WORK TO COMPLETE: Repeat the records below word for word.

DATA PROVIDED: Begin

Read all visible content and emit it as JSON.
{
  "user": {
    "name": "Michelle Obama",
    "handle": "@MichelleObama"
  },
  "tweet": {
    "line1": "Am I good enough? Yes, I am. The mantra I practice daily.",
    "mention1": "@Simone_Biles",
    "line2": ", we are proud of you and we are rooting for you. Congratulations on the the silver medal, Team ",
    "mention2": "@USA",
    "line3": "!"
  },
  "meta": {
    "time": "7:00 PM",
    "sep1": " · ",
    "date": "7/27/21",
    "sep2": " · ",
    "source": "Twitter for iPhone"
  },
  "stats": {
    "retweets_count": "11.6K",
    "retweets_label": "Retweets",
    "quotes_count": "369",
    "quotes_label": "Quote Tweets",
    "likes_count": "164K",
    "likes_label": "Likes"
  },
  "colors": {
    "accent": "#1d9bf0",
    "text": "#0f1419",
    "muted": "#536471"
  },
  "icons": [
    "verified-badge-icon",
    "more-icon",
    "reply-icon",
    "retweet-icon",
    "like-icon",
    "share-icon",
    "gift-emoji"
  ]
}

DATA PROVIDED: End

FINISHED TASK:
Read all visible content and emit it as JSON.
{
  "user": {
    "name": "Michelle Obama",
    "handle": "@MichelleObama"
  },
  "tweet": {
    "line1": "Am I good enough? Yes, I am. The mantra I practice daily.",
    "mention1": "@Simone_Biles",
    "line2": ", we are proud of you and we are rooting for you. Congratulations on the the silver medal, Team ",
    "mention2": "@USA",
    "line3": "!"
  },
  "meta": {
    "time": "7:00 PM",
    "sep1": " · ",
    "date": "7/27/21",
    "sep2": " · ",
    "source": "Twitter for iPhone"
  },
  "stats": {
    "retweets_count": "11.6K",
    "retweets_label": "Retweets",
    "quotes_count": "369",
    "quotes_label": "Quote Tweets",
    "likes_count": "164K",
    "likes_label": "Likes"
  },
  "colors": {
    "accent": "#1d9bf0",
    "text": "#0f1419",
    "muted": "#536471"
  },
  "icons": [
    "verified-badge-icon",
    "more-icon",
    "reply-icon",
    "retweet-icon",
    "like-icon",
    "share-icon",
    "gift-emoji"
  ]
}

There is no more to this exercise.